Chiron Security Communications: Security communications professionals

 

 

 

AoIP is transforming the world of alarm monitoring

October 17th 2012

Download this news article as a PDF Download this news article as a PDF

AoIP is transforming the world of alarm monitoring – what does this remarkable market shift mean for you?

Eight years ago, when the first systems started to appear allowing Alarms over IP (AoIP), there were
concerns as to whether this new and untried technology was reliable enough to be an acceptable tool for the security sector.

Fast-forward to 2012 and the market couldn’t be more different. Now, in nearly every country in Europe, AoIP is the preferred technology.

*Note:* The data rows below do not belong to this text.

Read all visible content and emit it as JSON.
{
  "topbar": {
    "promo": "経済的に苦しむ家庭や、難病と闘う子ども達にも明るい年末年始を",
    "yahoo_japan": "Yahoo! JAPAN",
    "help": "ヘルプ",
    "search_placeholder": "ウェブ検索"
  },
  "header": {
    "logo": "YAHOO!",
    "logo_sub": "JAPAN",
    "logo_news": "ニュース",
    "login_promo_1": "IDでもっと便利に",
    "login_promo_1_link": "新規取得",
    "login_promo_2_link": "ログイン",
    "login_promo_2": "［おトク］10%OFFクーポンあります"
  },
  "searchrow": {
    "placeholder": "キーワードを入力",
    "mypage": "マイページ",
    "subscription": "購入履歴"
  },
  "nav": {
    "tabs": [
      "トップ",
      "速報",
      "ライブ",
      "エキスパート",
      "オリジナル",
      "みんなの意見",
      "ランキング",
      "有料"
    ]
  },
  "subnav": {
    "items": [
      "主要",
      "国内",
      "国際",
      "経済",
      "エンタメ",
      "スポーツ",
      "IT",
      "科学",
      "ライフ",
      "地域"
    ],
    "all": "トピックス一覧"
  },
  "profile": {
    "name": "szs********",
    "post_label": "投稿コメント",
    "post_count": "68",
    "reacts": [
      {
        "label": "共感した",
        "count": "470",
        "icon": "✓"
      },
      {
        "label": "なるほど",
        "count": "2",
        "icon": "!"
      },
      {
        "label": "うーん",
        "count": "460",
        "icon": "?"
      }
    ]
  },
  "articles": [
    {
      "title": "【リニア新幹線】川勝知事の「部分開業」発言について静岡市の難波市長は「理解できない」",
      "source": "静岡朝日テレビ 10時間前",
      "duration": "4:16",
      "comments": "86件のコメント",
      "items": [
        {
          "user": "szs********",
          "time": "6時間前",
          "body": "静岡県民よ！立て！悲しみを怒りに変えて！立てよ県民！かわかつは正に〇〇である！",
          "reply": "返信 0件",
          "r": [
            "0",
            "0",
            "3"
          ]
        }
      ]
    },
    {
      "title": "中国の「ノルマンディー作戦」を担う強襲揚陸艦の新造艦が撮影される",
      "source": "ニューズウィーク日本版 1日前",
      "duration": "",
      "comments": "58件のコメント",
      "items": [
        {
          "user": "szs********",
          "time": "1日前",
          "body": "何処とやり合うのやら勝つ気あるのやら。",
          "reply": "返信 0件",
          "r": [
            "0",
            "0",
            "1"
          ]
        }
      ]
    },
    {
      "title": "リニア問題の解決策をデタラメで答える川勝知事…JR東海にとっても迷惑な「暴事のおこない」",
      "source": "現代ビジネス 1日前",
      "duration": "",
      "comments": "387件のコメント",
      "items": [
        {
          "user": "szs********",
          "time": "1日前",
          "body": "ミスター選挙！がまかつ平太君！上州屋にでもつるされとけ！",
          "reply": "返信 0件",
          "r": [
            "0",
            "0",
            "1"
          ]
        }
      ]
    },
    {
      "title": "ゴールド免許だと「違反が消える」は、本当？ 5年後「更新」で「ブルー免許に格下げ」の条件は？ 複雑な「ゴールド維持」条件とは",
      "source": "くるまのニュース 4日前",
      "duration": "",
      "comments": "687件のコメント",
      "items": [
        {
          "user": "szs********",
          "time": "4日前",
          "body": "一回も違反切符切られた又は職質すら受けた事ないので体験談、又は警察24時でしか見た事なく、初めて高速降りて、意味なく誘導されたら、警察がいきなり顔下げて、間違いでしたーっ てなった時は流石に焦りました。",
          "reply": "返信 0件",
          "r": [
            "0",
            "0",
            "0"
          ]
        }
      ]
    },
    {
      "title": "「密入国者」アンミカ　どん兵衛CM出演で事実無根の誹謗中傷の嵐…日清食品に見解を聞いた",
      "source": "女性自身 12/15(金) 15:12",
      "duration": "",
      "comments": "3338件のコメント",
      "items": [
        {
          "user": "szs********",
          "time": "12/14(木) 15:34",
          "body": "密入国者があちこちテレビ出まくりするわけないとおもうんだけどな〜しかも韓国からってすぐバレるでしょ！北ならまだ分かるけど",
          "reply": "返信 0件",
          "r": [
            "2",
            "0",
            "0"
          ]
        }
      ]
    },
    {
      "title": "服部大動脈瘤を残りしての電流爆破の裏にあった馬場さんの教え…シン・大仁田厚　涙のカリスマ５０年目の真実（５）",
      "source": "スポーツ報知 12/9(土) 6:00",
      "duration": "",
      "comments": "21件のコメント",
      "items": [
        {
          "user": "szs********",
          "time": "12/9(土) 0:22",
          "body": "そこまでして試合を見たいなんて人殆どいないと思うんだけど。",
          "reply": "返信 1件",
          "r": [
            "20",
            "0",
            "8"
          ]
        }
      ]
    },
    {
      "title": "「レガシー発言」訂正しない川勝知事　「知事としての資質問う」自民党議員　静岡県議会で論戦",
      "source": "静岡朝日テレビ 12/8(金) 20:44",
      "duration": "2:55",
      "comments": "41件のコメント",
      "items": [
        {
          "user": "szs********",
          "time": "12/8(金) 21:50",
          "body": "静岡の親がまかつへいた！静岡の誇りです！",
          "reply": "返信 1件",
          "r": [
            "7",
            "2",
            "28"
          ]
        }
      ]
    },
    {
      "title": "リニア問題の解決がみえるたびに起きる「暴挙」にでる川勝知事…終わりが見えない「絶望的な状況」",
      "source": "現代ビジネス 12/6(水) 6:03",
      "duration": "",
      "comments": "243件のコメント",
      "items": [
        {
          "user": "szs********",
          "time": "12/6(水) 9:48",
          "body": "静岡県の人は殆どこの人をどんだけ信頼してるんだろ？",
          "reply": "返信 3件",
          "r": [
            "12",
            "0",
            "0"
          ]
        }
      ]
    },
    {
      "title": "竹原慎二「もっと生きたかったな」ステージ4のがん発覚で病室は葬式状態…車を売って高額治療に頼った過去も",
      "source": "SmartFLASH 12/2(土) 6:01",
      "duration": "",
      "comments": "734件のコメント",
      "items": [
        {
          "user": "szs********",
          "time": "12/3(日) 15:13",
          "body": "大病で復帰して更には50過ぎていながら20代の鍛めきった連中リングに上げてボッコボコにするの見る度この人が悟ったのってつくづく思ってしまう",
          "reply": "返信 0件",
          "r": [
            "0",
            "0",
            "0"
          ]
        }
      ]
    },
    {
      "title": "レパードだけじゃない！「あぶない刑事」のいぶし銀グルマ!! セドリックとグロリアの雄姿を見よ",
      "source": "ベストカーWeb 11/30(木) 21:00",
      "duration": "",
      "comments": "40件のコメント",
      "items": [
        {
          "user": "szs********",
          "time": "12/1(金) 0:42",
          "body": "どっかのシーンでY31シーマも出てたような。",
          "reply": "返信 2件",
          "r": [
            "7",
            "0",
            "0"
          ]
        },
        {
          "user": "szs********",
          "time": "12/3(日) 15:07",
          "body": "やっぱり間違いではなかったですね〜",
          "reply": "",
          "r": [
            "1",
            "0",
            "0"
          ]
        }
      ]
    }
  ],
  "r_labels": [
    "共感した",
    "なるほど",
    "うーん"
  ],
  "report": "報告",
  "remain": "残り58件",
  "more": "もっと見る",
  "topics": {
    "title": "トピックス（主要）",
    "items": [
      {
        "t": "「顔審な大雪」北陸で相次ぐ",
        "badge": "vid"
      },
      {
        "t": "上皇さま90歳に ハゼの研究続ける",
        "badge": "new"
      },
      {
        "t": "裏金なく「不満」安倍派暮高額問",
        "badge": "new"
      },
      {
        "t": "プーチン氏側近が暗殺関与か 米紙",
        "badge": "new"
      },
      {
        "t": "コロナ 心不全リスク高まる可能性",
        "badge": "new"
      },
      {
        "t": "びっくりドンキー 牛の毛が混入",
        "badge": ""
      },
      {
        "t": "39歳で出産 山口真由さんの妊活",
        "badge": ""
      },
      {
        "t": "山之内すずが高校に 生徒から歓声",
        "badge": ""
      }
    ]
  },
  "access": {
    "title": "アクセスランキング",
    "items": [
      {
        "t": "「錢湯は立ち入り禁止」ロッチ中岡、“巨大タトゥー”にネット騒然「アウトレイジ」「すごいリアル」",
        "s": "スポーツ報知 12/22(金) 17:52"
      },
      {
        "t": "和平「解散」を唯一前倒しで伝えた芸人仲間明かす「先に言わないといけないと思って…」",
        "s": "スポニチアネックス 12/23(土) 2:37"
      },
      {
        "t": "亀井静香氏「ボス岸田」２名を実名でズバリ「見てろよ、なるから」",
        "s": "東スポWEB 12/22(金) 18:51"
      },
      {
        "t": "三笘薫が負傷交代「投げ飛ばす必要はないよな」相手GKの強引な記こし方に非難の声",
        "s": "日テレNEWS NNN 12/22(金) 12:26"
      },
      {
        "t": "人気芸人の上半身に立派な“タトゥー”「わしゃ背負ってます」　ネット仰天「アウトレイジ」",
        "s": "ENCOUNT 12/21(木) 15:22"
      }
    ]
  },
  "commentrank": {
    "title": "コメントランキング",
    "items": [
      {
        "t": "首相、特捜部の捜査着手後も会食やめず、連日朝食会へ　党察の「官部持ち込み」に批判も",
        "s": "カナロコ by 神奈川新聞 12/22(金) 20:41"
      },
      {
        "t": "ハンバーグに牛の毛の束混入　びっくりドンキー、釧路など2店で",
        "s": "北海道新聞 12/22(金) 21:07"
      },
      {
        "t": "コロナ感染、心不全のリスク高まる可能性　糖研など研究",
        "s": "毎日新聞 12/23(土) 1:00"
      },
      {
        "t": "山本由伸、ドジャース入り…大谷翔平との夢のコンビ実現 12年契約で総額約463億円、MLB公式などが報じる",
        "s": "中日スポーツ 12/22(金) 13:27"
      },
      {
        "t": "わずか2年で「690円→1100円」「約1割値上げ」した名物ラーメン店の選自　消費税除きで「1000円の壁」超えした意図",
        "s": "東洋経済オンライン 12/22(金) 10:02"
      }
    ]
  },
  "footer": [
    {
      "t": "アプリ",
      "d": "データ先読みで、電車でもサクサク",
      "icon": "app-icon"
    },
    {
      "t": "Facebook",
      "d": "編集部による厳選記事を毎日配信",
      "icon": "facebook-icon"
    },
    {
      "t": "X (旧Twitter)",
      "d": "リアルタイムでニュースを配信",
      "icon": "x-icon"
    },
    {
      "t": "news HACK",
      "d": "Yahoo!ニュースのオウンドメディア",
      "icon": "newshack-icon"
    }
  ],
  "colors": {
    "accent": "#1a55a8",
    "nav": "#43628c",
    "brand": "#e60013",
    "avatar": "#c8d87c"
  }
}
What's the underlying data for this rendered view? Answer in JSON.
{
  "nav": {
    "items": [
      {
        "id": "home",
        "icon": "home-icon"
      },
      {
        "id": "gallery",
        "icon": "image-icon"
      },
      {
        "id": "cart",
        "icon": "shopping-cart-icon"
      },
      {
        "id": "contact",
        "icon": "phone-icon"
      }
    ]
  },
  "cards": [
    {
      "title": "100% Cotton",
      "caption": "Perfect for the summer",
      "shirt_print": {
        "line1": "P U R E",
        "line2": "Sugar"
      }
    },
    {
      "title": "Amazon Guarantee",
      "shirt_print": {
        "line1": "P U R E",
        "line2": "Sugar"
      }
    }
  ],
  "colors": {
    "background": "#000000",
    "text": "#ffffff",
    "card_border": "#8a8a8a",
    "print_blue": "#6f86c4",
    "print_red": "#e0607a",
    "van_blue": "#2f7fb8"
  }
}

There has been a steady realisation that sending alarms over IP (via Ethernet, broadband or mobile
technology, such as GPRS or 3G) offers significant advantages to both the industry and its customers.
Not least IP is now generally accepted as being more reliable than the old PSTN/ISDN systems it replaces.
This year, putting an official ‘stamp of approval’ on this revolution, the new European Standards for Alarm transmission which require greater encryption and dual path, favours AoIP.

The two related markets at the centre of all this change, the AoIP technology market and the AoIP vendor market, are both maturing rapidly. They are rationalising and providing users with a good choice of stable and proven systems. As one of Europe’s major players we have seen this at first hand, watching as
vendors have entered the market, seeing the market rationalise, and watching again as players have left.
I have seen small, local vendors offering proprietary solutions in Australasia, Europe, the UK, the US and South Africa, all attempting to enter this market.

Many developers think that AoIP is easy, and up to a point it is. But only up to a point. We have seen many solutions developed in back rooms or garages but they rarely last long. The fact is that a PCB and a simple piece of software only takes you so far in a marketplace where developing a robust solution that really works, especially across dual path, is not easy.

In addition, the real challenge of meeting vital EN regulations, and other local insurance regulations, weeds out the weaker vendors. These developers also find it difficult to develop solutions that measure up to the higher security grades.

A problem with local manufacturers is that often they are restricted to producing hardware only in their own country and so only in small volumes. As a result, new trends and price pressures are increasingly weeding out these local vendors who simply don’t have the resources to compete in international markets.

The requirement to day (and the rising bar to entry in these local markets) is to provide a full set of features, as good as those offered by the top multinational suppliers. AoIP has revolutionised the way in which we look at transmitting alarms and monitoring lines. Twenty years ago it was thought satisfactory just to send an alert and to notify a line failure. But once you switch to IP a wider range of possibilities opens up for the monitoring centre, installer, maintainer and user.

If these new facilities are available, then why accept the same services you had 20 years ago, offered by vendors who have failed to adapt?

So where should you start, if you are looking for a new AoIP system?

The thing to check first is the total system cost. This may be an obvious point, but it’s still worth emphasising: the equipment cost itself is only part of the equation. Why buy a cheap dialler if it is then going to cost you each month to use it, and if it is low on features? You are probably entering a three year or five year contract, so add up all on-going costs for the full period before you decide which system is best value.
You should choose the one which has a low life cycle cost not just a low headline equipment cost.

As part of this important calculation, look for a system which has a full feature set of remote support,
software upgrades, etc. because these can save you a lot of expense.

I know from travelling around the world that many installers justify the use of a fully-featured dialler simply on the basis of the cost savings offered by remote maintenance and diagnostics.

Those who service and maintain systems invariably tell me this same thing: that the savings they make on just one maintenance visit to a client more than justifies the price of the equipment.
For this reason alone, when buying AoIP you should factor in all the systems’ features and estimate what they might save you.

AoIP is already used successfully in high level security systems (for governments, military, and banks) and middle level security systems (for retail, SMEs and similar).

Now we are seeing the next stage of this remarkable story of technical advance, with residential panels emerging with GPRS and soon 3G. For this reason AoIP is important to everyone in security industry, from the installer, through to the maintainer and the monitoring centre. With all its benefits and advantages AoIP cannot today be ignored.

You can find this blog published: ­
http://www.professionalsecurity.co.uk/blogs/chiron-security-communications/

 

> Back to News